WASHINGTON, D.C. — Revisions in the Water Resources Reform and Development Act of 2014, which President Barack Obama signed into law Tuesday, modify federal environmental rules that help farmers across Maine, according to U.S. Sen. Angus King.
Specifically, the modification — co-sponsored by King — shields Maine farmers from having to comply with Environmental Protection Agency rules aimed at large-scale oil companies, according to a statement issued by the independent Maine senator. The issue was raised by Maine potato farmers during a meeting with King last year.
“It’s just common sense — when we see a regulation aimed at one industry inadvertently impacting another, we fix it. And that’s what we did,” King said in the release. “As a result, farmers across Maine won’t have to worry about purchasing new, expensive equipment or hiring a consultant to design a plan they don’t even need. Instead, they can continue to do what they do best — grow local, fresh food and help drive economic activity.”

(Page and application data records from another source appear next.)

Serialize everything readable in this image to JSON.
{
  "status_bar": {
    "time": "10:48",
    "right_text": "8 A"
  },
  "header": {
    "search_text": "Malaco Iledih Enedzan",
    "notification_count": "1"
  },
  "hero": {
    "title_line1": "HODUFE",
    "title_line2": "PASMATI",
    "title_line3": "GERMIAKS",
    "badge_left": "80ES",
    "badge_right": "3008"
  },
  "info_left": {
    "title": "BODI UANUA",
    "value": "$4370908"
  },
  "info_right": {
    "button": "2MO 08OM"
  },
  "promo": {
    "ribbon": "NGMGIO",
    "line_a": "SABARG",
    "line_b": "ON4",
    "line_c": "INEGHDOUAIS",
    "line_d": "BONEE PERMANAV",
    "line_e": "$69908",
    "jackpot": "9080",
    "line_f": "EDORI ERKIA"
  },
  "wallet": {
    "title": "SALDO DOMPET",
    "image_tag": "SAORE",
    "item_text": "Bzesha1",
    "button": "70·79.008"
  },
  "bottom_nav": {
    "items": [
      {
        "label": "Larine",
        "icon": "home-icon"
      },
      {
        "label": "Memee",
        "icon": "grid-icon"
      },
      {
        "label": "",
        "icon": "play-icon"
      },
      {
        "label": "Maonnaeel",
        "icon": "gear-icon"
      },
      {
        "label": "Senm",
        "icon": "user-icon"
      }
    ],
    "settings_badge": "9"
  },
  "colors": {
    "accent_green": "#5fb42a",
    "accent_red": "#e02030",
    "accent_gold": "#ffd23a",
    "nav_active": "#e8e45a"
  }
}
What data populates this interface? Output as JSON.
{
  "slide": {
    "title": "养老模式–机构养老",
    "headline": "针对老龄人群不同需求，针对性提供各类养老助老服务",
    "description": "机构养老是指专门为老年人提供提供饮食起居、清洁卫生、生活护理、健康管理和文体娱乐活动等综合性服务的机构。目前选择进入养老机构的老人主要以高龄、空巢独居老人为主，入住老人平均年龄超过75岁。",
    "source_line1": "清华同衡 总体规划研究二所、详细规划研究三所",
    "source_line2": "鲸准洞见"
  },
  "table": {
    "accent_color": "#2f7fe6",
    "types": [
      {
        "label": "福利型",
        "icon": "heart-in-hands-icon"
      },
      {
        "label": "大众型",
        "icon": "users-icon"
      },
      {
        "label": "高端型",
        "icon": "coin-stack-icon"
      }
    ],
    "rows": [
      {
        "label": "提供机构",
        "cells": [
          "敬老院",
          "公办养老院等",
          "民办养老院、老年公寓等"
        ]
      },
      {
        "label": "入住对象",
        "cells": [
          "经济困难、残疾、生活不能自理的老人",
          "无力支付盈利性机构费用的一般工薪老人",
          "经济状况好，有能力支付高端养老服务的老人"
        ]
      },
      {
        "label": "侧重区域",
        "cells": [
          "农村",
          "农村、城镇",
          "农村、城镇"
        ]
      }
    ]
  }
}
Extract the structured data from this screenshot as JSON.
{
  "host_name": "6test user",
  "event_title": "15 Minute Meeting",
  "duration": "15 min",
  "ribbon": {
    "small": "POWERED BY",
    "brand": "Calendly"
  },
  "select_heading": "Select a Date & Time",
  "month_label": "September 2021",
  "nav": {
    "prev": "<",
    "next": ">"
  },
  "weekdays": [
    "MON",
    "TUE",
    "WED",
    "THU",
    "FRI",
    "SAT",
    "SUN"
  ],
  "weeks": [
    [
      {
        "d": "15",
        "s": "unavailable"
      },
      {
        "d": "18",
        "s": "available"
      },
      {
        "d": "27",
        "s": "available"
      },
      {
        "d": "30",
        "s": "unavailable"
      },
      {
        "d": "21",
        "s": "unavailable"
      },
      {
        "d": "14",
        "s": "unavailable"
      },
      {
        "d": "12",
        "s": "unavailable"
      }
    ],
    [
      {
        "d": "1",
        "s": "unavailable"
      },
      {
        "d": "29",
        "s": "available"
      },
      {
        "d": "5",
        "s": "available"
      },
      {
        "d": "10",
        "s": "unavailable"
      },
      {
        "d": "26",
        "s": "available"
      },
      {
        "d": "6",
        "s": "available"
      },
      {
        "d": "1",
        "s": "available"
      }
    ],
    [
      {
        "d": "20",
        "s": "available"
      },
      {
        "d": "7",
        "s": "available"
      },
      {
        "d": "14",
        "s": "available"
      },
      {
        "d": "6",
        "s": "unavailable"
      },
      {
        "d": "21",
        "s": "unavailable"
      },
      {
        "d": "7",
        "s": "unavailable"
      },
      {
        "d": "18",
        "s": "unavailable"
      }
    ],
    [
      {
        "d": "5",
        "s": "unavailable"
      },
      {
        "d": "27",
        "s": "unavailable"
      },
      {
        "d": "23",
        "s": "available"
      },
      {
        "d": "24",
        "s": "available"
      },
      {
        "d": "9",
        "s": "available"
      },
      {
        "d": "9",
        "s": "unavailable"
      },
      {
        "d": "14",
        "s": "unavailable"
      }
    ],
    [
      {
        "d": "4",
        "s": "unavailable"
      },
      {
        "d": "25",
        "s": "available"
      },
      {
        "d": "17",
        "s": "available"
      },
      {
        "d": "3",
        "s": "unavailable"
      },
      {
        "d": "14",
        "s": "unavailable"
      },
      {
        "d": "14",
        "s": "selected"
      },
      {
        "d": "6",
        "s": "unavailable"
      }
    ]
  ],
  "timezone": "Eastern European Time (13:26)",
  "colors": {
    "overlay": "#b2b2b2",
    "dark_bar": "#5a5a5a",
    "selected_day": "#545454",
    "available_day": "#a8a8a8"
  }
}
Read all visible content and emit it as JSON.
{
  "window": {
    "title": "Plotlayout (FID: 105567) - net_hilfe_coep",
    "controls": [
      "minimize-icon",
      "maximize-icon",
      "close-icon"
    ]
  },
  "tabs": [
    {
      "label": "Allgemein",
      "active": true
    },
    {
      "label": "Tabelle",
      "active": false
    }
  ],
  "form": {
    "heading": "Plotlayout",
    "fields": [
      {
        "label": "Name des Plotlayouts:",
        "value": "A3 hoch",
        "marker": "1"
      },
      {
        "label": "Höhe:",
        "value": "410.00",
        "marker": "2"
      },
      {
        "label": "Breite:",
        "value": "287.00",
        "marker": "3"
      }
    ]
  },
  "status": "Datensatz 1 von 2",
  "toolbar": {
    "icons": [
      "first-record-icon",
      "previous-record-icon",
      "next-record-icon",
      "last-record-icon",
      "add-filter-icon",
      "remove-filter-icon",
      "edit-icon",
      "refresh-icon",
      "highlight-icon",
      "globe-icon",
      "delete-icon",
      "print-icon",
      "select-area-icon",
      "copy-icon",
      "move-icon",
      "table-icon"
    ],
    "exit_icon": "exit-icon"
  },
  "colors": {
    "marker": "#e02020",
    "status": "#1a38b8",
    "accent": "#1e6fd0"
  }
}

Without the modification, many farmers in Maine and around the country who have oil and gas tanks on their farms would have been required to hire a certified professional engineer to design a spill prevention control and countermeasure plan, like major oil refineries. It also would have required farmers to purchase new capital equipment to comply with the rule, including dual containment tanks on farm trucks and fuel storage units.